1. Oct 26, 2012

### HeartyBowl

I'm taking mechanics and my professor said that the upcoming test will be very similar to the homework problems assigned. But he said we should know how to work the problems backwards. So in the homework he gives us a and b and we have to solve for c and he's saying that on the test he will change it up so that we have b and c but not a.

What i want to do is change the homework problems myself so I can get used to solving the problems in every way. How would I go about doing this?

To reverse a problem that has 3 knowns and 2 unknowns, would it be safe to say that if i started with the 2 uknowns, then i should be able to solve for the other three?

2. Oct 27, 2012

### Simon Bridge

You do it like he said - change the problem so a different part of it is unknown.
So if a problem involves variables a, b, and c - with one of them unknown, then rework the situation so a different one is unknown.

3. Oct 27, 2012

### tiny-tim

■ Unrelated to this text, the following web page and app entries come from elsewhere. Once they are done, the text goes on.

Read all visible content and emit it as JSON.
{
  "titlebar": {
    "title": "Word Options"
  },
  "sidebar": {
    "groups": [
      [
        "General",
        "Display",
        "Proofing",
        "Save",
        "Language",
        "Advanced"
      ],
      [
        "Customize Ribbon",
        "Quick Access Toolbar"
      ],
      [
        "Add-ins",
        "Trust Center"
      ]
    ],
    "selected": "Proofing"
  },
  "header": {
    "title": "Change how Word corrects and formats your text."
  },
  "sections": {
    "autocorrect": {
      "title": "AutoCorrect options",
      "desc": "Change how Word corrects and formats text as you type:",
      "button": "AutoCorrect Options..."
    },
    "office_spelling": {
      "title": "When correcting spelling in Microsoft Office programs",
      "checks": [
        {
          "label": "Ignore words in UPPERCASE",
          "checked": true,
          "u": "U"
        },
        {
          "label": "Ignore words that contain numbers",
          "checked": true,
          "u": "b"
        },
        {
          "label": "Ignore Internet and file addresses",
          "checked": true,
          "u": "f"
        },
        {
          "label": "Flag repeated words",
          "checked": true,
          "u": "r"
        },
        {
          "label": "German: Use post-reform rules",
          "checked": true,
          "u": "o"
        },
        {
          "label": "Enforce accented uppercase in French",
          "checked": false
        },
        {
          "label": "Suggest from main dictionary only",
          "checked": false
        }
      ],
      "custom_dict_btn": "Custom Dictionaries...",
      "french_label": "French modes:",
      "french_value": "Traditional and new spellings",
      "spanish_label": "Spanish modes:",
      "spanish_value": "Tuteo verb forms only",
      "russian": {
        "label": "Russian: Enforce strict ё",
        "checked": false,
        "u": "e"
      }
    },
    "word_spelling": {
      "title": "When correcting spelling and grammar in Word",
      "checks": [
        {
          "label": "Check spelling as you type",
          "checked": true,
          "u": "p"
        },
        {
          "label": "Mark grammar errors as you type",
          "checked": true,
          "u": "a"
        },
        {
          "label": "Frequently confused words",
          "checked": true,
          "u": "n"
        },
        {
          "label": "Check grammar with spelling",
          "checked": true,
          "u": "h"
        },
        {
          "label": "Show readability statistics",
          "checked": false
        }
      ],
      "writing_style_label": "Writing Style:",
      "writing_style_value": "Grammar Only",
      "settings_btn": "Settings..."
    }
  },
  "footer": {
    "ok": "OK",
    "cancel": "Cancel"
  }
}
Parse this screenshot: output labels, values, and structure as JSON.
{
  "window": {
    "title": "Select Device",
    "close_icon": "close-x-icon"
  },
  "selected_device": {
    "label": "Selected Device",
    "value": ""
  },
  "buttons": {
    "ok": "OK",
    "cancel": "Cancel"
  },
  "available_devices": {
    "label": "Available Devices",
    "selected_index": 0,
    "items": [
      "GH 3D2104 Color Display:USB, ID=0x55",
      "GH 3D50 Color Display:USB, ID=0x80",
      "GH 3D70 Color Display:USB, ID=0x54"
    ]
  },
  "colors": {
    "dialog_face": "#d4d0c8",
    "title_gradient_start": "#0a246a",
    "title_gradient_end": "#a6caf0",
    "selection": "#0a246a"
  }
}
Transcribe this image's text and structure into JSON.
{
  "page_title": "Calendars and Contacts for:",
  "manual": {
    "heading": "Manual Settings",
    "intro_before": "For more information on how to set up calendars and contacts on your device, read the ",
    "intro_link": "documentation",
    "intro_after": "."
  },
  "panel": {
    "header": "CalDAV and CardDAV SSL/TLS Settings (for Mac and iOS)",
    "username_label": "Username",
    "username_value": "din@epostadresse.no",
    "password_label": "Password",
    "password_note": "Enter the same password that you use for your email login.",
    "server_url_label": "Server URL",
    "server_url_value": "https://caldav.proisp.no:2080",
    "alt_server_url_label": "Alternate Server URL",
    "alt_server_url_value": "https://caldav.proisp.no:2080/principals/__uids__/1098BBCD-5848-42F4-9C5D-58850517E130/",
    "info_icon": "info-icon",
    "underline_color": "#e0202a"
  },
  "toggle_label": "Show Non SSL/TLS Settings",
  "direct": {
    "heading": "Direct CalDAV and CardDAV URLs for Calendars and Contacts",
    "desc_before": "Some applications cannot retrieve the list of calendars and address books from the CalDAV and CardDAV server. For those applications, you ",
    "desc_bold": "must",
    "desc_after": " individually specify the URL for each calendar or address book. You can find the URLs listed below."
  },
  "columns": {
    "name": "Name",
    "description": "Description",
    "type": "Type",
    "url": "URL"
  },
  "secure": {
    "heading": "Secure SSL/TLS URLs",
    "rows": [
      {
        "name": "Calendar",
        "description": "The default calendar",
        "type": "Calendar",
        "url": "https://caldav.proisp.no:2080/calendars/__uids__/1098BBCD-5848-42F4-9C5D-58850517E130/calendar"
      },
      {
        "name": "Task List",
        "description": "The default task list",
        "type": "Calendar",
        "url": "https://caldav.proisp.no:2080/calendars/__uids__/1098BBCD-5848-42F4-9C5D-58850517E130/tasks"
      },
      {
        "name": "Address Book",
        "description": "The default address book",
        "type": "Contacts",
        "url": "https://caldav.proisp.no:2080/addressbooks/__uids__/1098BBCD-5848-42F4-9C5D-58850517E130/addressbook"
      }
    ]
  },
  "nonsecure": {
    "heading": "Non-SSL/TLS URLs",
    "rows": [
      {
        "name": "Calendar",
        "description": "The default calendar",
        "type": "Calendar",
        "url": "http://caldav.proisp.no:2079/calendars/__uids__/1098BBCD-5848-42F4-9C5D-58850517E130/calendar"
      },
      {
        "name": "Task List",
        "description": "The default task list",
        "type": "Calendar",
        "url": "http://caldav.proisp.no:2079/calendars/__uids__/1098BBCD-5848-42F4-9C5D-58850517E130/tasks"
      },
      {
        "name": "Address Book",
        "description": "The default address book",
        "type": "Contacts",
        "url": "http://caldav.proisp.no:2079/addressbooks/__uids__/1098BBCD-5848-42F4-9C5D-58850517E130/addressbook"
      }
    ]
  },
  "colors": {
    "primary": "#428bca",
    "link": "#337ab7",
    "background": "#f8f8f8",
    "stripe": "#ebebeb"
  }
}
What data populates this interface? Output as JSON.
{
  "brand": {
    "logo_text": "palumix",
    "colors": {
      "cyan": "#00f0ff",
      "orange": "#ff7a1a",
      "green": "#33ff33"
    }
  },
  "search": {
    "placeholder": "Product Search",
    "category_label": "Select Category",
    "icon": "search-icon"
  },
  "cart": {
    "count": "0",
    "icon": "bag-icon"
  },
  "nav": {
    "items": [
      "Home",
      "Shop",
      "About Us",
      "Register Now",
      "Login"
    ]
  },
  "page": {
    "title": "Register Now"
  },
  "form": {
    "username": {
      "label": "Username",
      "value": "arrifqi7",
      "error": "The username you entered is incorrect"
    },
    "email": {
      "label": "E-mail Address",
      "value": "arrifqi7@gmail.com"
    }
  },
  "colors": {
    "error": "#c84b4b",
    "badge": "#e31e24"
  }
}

yes, you can't increase the number of unknowns, or you won't have enough information to solve it!